DATASET EXTRACT
.....

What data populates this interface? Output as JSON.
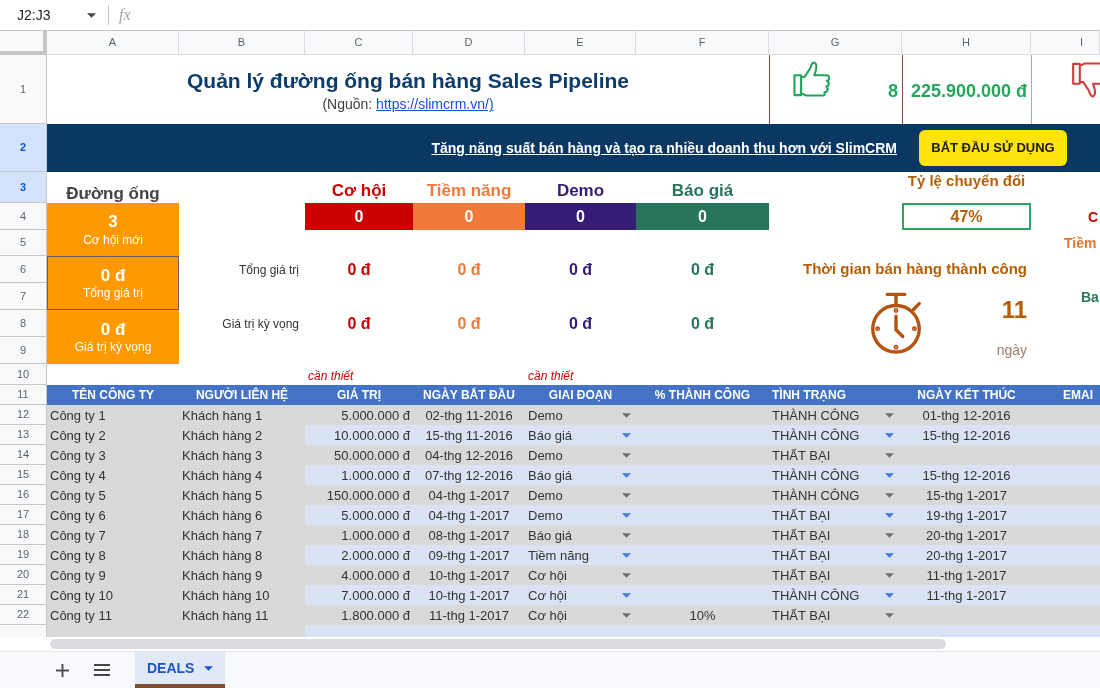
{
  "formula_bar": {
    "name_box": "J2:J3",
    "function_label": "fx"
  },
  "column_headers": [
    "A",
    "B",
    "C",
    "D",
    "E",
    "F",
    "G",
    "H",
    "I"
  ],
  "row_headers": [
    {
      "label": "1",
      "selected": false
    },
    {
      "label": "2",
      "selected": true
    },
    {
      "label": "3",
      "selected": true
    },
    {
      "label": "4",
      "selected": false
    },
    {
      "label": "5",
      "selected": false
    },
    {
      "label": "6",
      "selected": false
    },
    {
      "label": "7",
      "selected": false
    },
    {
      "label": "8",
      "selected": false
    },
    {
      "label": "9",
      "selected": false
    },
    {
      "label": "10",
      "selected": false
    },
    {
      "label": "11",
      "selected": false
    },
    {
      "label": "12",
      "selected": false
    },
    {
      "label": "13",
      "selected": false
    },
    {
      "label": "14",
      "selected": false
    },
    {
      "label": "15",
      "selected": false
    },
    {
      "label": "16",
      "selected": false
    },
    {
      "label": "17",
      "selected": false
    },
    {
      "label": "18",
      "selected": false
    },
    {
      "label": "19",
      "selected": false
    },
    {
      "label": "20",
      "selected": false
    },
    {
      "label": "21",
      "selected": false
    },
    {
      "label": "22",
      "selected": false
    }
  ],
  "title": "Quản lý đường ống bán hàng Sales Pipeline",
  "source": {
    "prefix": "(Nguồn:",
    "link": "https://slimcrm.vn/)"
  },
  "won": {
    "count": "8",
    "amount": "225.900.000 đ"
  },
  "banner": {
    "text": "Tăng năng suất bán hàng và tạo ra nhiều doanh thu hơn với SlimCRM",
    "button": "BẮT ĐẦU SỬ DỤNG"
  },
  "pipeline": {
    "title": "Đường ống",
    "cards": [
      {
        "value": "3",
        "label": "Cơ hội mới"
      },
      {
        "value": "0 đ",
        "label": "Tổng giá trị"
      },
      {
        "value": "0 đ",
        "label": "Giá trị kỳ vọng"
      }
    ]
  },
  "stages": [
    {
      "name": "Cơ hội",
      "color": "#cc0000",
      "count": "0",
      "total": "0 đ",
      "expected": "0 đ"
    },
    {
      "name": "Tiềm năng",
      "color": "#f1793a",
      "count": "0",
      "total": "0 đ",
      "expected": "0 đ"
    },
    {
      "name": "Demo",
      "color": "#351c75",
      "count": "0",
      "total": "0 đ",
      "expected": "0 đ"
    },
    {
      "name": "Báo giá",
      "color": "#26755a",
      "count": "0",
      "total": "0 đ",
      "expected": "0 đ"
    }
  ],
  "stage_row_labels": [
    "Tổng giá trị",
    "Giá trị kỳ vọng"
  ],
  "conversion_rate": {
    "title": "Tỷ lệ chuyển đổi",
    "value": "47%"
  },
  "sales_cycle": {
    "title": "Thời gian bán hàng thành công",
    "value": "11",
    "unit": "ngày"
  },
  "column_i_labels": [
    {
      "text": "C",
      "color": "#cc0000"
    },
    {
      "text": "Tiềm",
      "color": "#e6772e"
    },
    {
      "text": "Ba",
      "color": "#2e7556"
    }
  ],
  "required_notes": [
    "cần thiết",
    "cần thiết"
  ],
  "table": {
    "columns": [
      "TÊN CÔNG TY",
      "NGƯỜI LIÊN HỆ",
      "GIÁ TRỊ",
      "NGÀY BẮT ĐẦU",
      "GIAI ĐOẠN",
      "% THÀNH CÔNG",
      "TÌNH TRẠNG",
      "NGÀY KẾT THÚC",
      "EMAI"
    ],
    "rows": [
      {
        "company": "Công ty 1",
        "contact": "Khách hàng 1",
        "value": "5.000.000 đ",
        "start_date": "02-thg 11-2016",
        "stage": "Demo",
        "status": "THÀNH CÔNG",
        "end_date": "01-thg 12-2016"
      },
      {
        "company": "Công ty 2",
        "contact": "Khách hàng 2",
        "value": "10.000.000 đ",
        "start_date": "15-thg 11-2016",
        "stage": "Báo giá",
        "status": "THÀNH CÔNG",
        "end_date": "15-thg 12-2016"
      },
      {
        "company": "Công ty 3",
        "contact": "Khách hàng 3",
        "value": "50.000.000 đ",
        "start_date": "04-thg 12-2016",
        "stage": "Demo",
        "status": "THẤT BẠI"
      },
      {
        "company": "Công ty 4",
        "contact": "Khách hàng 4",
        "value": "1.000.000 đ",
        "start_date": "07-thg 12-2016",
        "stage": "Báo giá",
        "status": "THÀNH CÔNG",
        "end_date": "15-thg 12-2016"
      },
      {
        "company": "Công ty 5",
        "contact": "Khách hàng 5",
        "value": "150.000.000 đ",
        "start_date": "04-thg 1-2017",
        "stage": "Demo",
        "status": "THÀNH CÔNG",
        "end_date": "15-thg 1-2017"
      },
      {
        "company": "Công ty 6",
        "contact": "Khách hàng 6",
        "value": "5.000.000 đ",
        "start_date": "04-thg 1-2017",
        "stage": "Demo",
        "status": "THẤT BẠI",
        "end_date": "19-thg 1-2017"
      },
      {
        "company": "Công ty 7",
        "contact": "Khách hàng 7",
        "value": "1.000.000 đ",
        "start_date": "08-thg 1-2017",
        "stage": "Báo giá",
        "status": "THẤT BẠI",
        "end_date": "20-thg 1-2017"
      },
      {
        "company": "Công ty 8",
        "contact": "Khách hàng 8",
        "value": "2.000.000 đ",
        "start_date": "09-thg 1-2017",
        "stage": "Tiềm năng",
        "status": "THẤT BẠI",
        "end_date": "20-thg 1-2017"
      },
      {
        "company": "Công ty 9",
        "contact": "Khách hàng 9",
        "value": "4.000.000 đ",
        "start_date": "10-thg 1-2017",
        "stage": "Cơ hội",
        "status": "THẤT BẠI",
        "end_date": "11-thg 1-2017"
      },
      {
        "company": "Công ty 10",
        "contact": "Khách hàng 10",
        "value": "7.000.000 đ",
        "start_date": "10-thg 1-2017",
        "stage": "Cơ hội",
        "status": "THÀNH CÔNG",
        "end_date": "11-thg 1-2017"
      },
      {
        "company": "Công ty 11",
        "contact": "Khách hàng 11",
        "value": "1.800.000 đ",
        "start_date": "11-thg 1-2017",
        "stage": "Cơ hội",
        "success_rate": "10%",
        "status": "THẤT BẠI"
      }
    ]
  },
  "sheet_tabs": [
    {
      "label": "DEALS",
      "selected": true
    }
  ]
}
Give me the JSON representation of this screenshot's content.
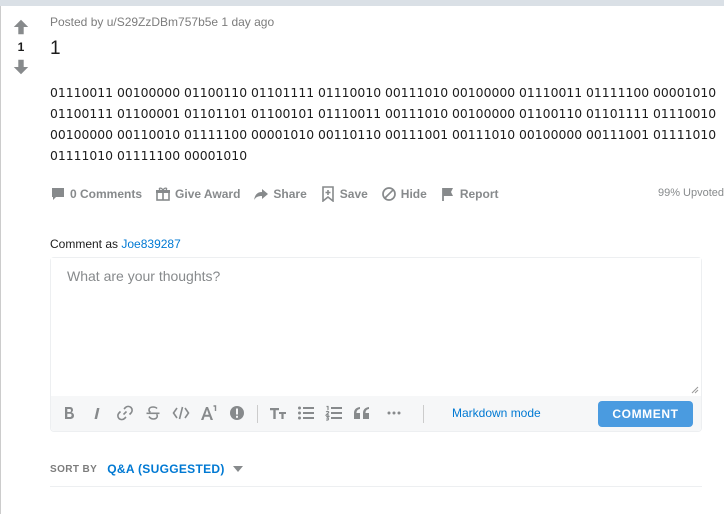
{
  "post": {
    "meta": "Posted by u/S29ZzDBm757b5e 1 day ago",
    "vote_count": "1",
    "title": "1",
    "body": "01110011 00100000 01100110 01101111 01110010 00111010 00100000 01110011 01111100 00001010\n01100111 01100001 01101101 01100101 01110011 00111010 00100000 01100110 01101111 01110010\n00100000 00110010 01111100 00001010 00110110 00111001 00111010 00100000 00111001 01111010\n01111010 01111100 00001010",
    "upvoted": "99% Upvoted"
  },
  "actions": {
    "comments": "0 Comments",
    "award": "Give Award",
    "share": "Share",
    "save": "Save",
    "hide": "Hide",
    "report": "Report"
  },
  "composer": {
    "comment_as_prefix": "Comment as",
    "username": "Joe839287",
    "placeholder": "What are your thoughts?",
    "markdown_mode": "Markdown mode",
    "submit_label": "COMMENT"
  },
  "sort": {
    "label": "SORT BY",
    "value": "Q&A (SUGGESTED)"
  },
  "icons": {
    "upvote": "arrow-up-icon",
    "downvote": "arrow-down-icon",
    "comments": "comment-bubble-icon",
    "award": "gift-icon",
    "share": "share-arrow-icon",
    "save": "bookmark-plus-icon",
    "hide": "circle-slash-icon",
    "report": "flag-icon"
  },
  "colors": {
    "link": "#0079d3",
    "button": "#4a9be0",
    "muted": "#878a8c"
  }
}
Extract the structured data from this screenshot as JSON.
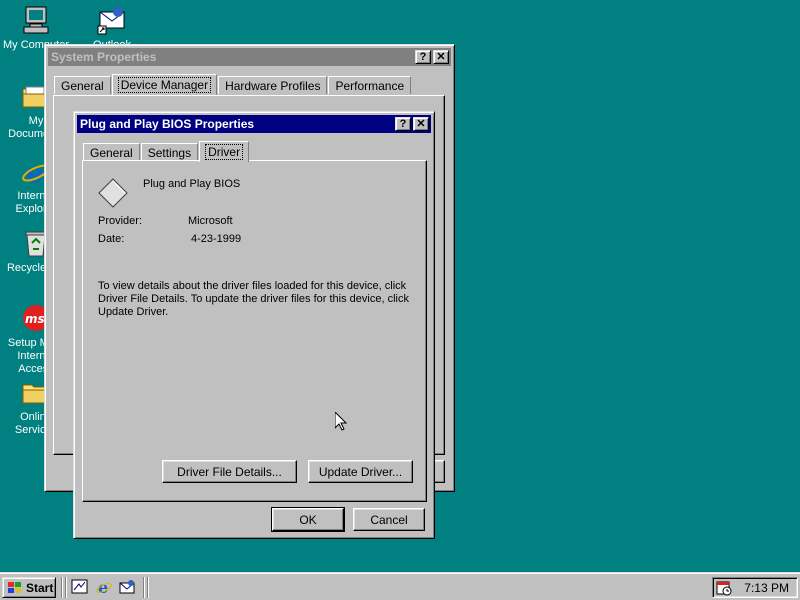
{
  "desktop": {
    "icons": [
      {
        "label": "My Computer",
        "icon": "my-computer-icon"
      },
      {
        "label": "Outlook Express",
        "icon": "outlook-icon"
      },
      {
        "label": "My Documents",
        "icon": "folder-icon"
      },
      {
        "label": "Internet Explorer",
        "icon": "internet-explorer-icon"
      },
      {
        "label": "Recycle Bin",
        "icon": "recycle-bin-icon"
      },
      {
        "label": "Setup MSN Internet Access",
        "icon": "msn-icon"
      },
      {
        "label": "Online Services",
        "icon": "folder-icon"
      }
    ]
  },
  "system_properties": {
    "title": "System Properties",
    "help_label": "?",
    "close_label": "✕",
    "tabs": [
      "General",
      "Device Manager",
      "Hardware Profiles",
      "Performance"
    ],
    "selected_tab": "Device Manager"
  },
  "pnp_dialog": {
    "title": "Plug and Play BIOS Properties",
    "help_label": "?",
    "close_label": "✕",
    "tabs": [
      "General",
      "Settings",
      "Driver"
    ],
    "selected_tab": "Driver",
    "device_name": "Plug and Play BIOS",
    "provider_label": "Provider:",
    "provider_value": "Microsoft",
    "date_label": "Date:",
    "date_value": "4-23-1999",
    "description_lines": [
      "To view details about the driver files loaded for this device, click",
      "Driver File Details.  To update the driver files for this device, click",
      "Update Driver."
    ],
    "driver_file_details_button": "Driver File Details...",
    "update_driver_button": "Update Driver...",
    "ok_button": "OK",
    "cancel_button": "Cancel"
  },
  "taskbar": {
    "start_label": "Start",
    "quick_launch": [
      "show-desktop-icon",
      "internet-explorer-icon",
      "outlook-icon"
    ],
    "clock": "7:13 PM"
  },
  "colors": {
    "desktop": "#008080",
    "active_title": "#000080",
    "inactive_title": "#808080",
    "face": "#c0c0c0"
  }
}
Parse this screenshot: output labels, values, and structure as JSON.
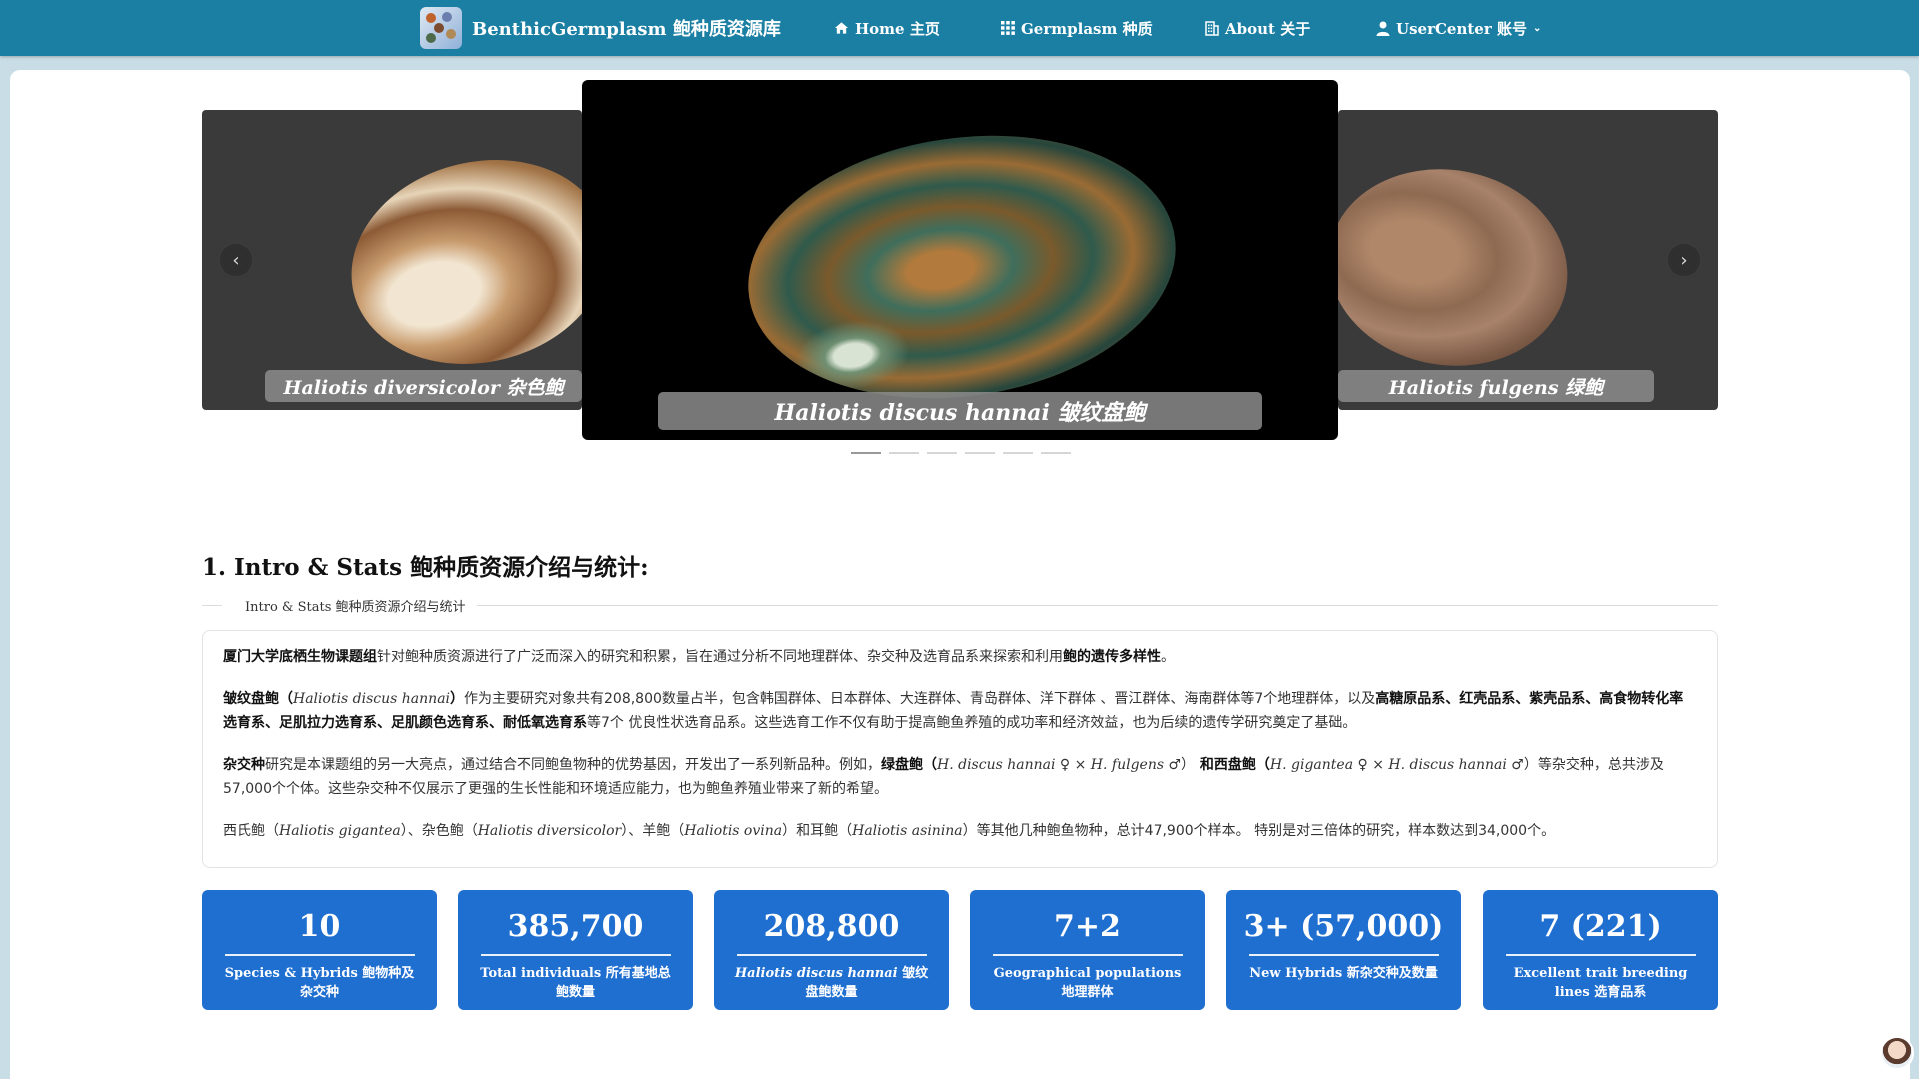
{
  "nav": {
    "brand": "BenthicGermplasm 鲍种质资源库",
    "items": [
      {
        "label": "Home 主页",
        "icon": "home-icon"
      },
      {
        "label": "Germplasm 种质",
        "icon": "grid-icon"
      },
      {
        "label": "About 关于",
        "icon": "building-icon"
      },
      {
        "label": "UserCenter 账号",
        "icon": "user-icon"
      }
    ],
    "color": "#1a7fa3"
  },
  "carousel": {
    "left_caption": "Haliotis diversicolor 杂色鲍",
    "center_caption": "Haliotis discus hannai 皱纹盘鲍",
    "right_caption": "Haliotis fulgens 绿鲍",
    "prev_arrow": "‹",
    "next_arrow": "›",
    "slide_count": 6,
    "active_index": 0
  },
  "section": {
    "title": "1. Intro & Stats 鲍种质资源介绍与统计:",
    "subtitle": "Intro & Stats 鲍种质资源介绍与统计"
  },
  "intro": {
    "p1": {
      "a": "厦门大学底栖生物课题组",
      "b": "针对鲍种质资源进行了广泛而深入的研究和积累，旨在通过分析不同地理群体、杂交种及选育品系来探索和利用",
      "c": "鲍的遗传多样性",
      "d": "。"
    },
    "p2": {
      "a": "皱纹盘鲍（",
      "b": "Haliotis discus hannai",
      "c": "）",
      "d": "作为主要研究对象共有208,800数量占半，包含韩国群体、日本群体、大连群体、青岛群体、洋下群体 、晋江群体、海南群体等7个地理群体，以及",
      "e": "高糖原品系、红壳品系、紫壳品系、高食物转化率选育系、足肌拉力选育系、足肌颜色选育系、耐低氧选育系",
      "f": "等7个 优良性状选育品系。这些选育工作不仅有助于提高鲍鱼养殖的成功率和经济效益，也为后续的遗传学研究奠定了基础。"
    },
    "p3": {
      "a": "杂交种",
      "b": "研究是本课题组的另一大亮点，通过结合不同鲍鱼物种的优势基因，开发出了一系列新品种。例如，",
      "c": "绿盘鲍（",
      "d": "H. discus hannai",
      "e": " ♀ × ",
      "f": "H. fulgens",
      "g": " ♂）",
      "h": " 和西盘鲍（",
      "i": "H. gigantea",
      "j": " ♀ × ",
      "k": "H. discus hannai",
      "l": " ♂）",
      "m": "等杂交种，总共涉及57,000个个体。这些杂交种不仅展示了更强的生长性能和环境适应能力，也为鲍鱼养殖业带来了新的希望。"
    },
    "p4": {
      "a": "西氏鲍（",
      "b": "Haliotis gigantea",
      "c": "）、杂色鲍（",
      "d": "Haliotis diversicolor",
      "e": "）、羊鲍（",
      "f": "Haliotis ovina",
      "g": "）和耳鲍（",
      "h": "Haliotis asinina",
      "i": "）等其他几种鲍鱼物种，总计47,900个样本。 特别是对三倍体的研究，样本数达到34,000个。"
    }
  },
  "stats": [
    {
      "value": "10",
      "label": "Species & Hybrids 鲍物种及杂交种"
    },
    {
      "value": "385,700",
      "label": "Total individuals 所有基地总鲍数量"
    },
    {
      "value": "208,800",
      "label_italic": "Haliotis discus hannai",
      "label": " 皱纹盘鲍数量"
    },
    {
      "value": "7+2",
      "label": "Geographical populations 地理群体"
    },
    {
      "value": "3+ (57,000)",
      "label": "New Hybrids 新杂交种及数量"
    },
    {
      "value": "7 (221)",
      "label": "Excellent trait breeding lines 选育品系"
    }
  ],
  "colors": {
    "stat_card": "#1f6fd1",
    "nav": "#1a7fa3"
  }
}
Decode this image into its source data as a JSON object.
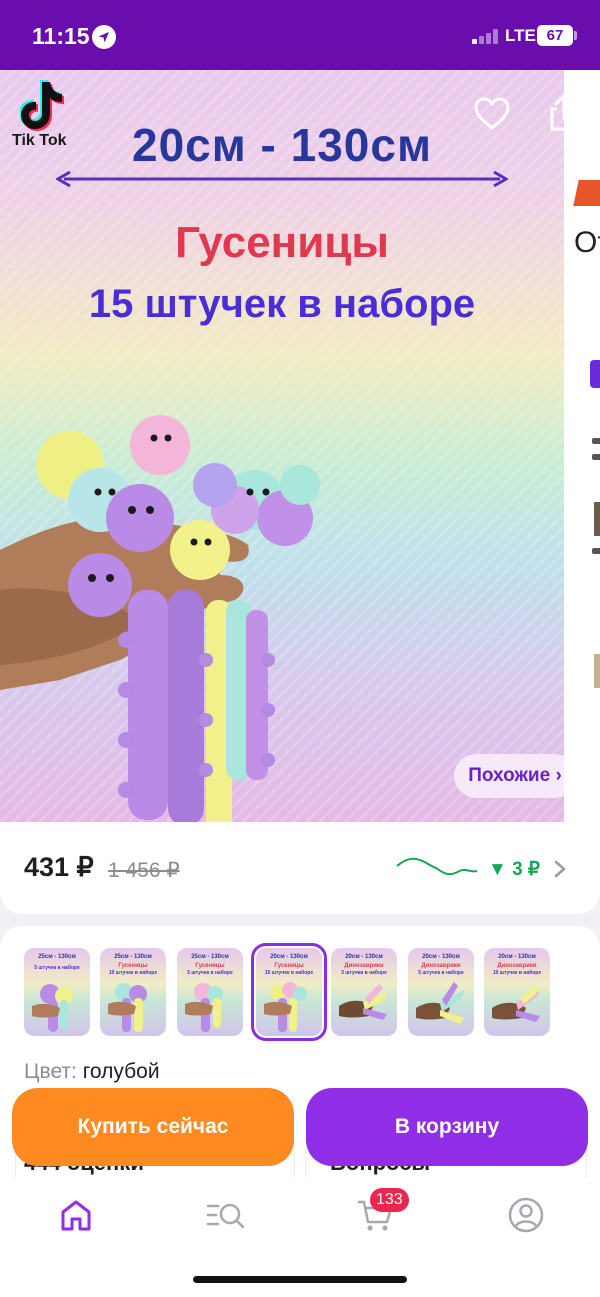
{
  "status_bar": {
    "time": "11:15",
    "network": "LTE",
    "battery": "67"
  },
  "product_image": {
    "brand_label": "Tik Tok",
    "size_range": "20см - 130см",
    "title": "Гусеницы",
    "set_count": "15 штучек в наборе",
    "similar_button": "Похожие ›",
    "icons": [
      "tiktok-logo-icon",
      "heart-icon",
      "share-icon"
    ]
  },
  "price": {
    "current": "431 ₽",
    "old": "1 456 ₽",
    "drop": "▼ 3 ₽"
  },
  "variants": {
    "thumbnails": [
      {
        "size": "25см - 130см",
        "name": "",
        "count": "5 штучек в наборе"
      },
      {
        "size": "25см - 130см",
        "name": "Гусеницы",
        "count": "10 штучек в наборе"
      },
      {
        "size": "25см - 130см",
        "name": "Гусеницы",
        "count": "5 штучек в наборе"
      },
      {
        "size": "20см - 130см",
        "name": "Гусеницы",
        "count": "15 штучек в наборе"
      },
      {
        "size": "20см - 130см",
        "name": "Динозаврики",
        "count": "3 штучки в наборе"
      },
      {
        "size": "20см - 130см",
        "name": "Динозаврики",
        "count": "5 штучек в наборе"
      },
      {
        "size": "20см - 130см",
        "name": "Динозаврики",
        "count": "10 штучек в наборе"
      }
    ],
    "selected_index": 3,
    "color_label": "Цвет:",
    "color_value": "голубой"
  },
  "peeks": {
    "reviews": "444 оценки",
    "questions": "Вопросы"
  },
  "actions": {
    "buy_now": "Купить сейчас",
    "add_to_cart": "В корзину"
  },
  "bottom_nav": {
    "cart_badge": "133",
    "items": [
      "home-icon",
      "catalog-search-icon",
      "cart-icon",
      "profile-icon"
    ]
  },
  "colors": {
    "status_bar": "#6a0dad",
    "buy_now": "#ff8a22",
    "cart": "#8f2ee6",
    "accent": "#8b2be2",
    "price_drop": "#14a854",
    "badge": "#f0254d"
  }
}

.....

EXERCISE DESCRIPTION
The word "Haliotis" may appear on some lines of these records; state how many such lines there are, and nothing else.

EXERCISE OUTPUT
9